"Being in a homeless shelter is traumatic. Whatever you went through to get you here is traumatic," Cobb said.

But with Hogan, Cobb explained that he has come a long way.

"He was very shy. He had very little words at first, so it's just awesome to see how much he's developed and become so well-spoken over the last seven or eight months that I've been a part of his life and just been able to push and encourage him to go after everything that the world has to offer," Cobb said.

Now, the 19-year-old, a Marvel and Stan Lee fan who loves to read nonfiction and make art, said he is ready to take on a new adventure as he gets ready for college in the fall at Xavier University of Louisiana, where he hopes to major in graphic design.

For other students looking to follow in his footsteps, Hogan recommended they take the time to focus on schoolwork.

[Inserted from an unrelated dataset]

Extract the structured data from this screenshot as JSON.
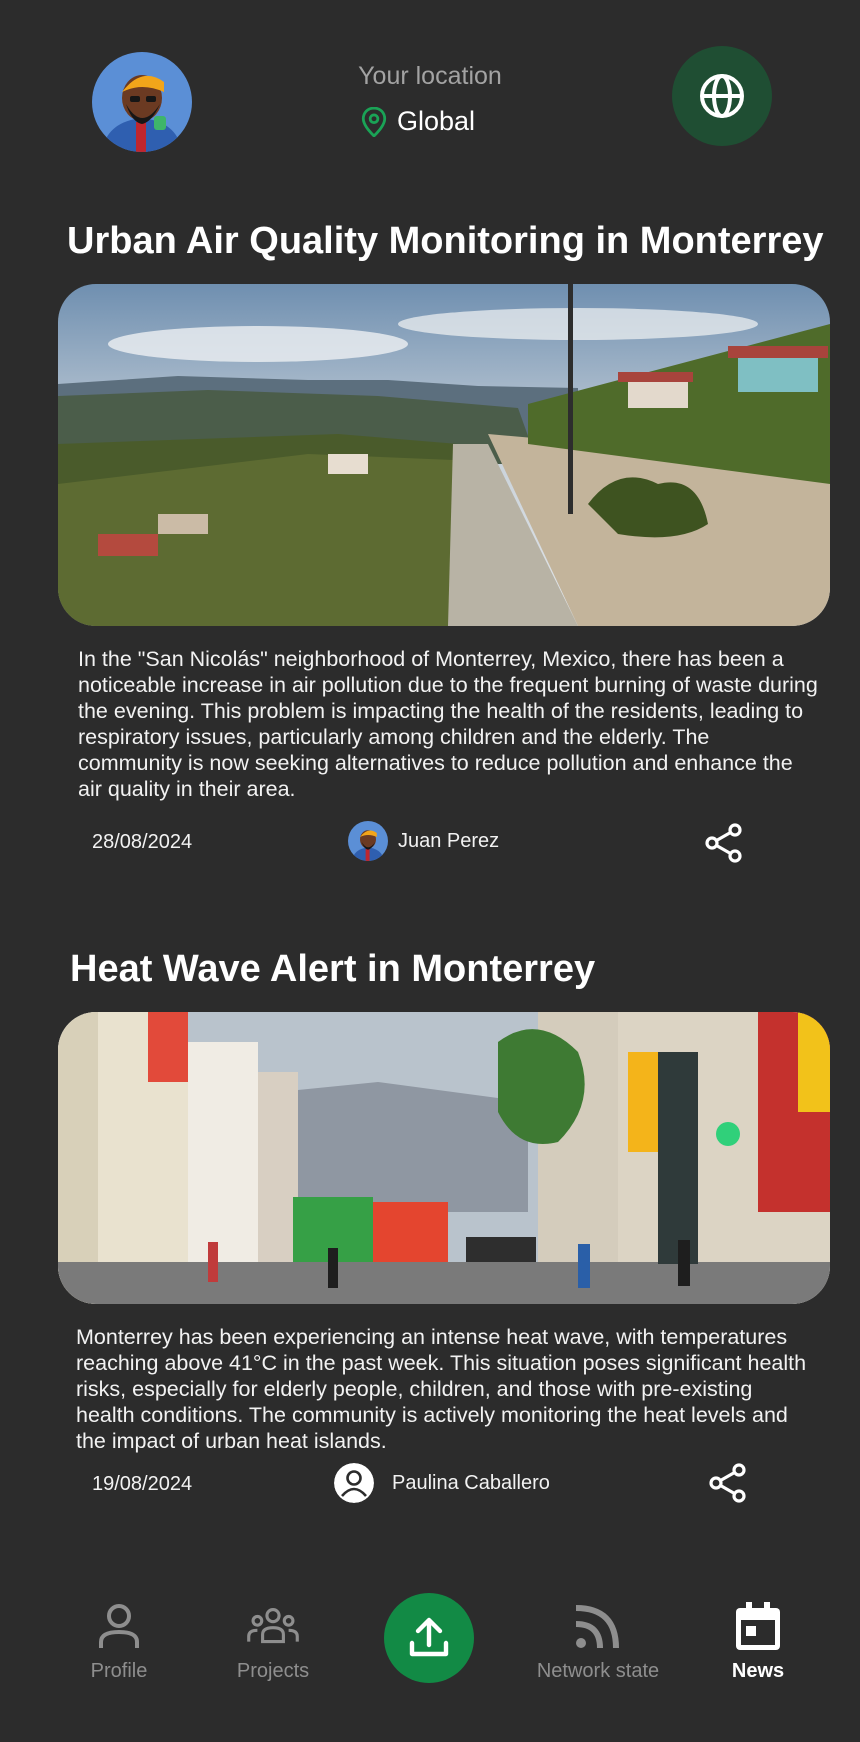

"There is a time and place where you can have fun, but try to keep yourself organized on some of your education as well, because without your education, you will not be able to get through the hardships and meet the people that helped you along the way," Hogan said.